> DATA FOR ANALYSIS
++++++++++
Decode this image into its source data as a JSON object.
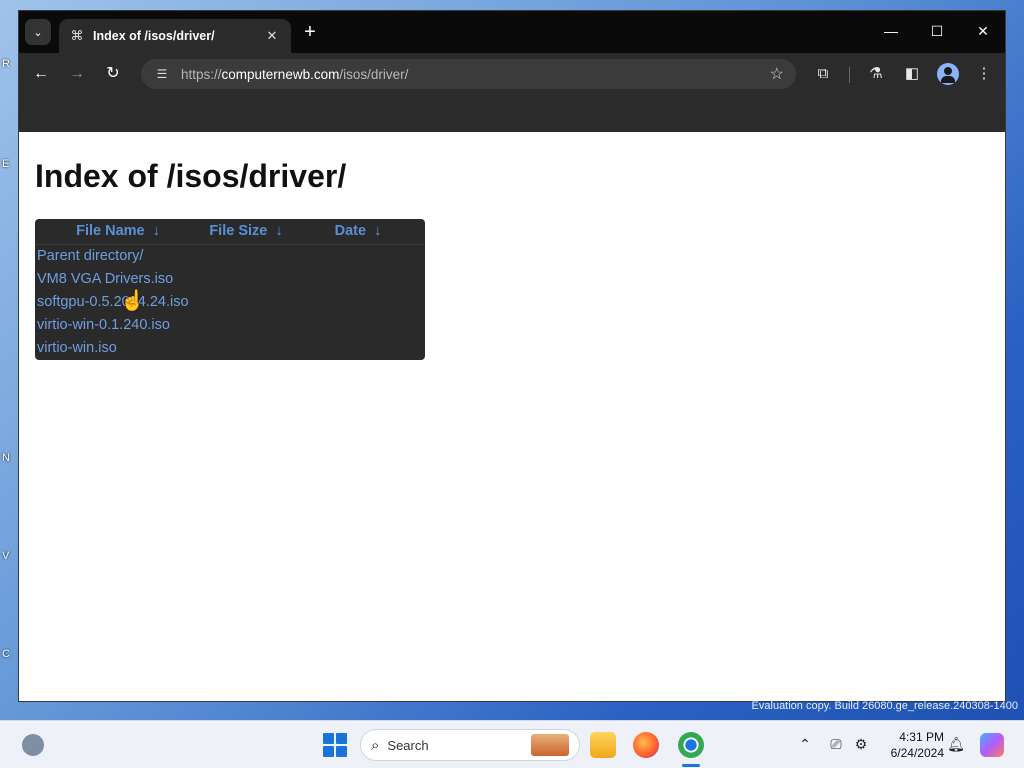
{
  "browser": {
    "tab_title": "Index of /isos/driver/",
    "url_scheme": "https://",
    "url_host": "computernewb.com",
    "url_path": "/isos/driver/",
    "icons": [
      "tab-search-icon",
      "site-favicon",
      "close-icon",
      "new-tab-icon",
      "minimize-icon",
      "maximize-icon",
      "window-close-icon",
      "back-icon",
      "forward-icon",
      "reload-icon",
      "site-info-icon",
      "bookmark-star-icon",
      "extensions-icon",
      "labs-icon",
      "side-panel-icon",
      "profile-icon",
      "menu-icon"
    ]
  },
  "page": {
    "heading": "Index of /isos/driver/",
    "columns": [
      {
        "label": "File Name",
        "arrow": "↓"
      },
      {
        "label": "File Size",
        "arrow": "↓"
      },
      {
        "label": "Date",
        "arrow": "↓"
      }
    ],
    "rows": [
      {
        "name": "Parent directory/",
        "size": "",
        "date": ""
      },
      {
        "name": "VM8 VGA Drivers.iso",
        "size": "",
        "date": ""
      },
      {
        "name": "softgpu-0.5.2024.24.iso",
        "size": "",
        "date": ""
      },
      {
        "name": "virtio-win-0.1.240.iso",
        "size": "",
        "date": ""
      },
      {
        "name": "virtio-win.iso",
        "size": "",
        "date": ""
      }
    ]
  },
  "desktop": {
    "watermark": "Evaluation copy. Build 26080.ge_release.240308-1400"
  },
  "taskbar": {
    "search_label": "Search",
    "time": "4:31 PM",
    "date": "6/24/2024"
  },
  "colors": {
    "link": "#6f9ee0",
    "header_link": "#5a8fd6",
    "table_bg": "#2a2a2a",
    "chrome_dark": "#2b2b2b"
  }
}
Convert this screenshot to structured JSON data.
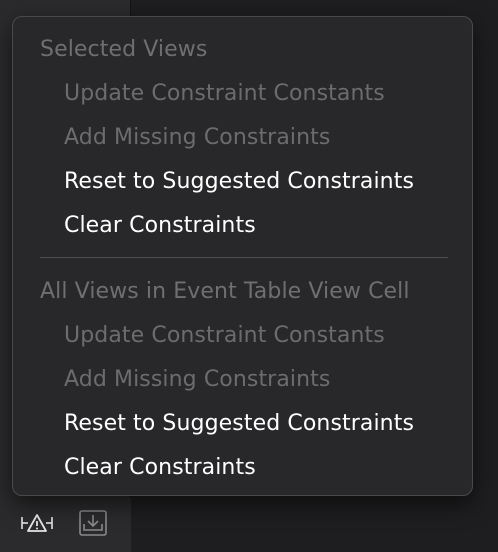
{
  "menu": {
    "sections": [
      {
        "header": "Selected Views",
        "items": [
          {
            "label": "Update Constraint Constants",
            "enabled": false
          },
          {
            "label": "Add Missing Constraints",
            "enabled": false
          },
          {
            "label": "Reset to Suggested Constraints",
            "enabled": true
          },
          {
            "label": "Clear Constraints",
            "enabled": true
          }
        ]
      },
      {
        "header": "All Views in Event Table View Cell",
        "items": [
          {
            "label": "Update Constraint Constants",
            "enabled": false
          },
          {
            "label": "Add Missing Constraints",
            "enabled": false
          },
          {
            "label": "Reset to Suggested Constraints",
            "enabled": true
          },
          {
            "label": "Clear Constraints",
            "enabled": true
          }
        ]
      }
    ]
  },
  "toolbar": {
    "icons": [
      "resolve-auto-layout-issues-icon",
      "embed-in-icon"
    ]
  }
}
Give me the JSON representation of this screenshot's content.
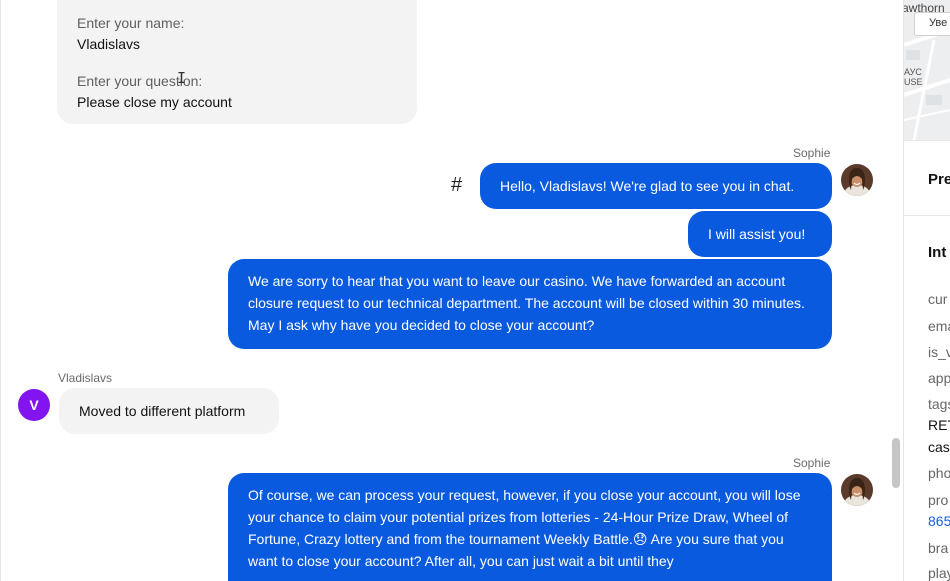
{
  "form": {
    "name_label": "Enter your name:",
    "name_value": "Vladislavs",
    "question_label": "Enter your question:",
    "question_value": "Please close my account"
  },
  "messages": {
    "agent_name_1": "Sophie",
    "hash_symbol": "#",
    "greeting": "Hello, Vladislavs! We're glad to see you in chat.",
    "assist": "I will assist you!",
    "sorry": "We are sorry to hear that you want to leave our casino. We have forwarded an account closure request to our technical department. The account will be closed within 30 minutes. May I ask why have you decided to close your account?",
    "user_name": "Vladislavs",
    "user_initial": "V",
    "user_reply": "Moved to different platform",
    "agent_name_2": "Sophie",
    "process_text": "Of course, we can process your request, however, if you close your account, you will lose your chance to claim your potential prizes from lotteries - 24-Hour Prize Draw, Wheel of Fortune, Crazy lottery and from the tournament Weekly Battle.😞 Are you sure that you want to close your account? After all, you can just wait a bit until they"
  },
  "panel": {
    "map_street": "awthorn",
    "map_button": "Уве",
    "map_place": "АУС\nUSE",
    "heading_1": "Pre",
    "heading_2": "Int",
    "fields": [
      "cur",
      "ema",
      "is_v",
      "app",
      "tags"
    ],
    "tag_value_1": "RET",
    "tag_value_2": "cas",
    "field_phone": "pho",
    "field_prof": "pro",
    "phone_link": "865",
    "field_brand": "bra",
    "field_play": "play"
  },
  "colors": {
    "agent_bubble": "#0a5ae0",
    "user_avatar": "#8214f0",
    "user_bubble": "#f3f3f3"
  }
}
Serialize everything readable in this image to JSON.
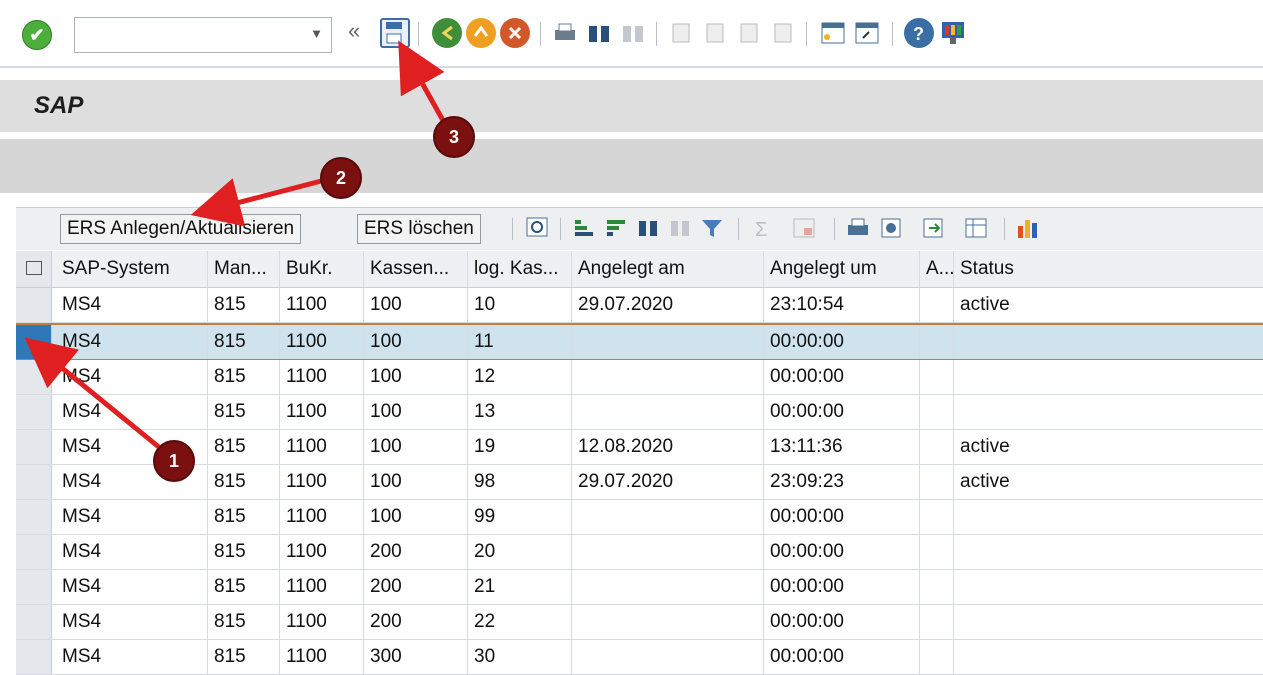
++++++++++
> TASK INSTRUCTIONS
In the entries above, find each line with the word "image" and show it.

> EXPECTED OUTPUT
Decode this image into its source data as a JSON object.
Serialize everything readable in this image to JSON.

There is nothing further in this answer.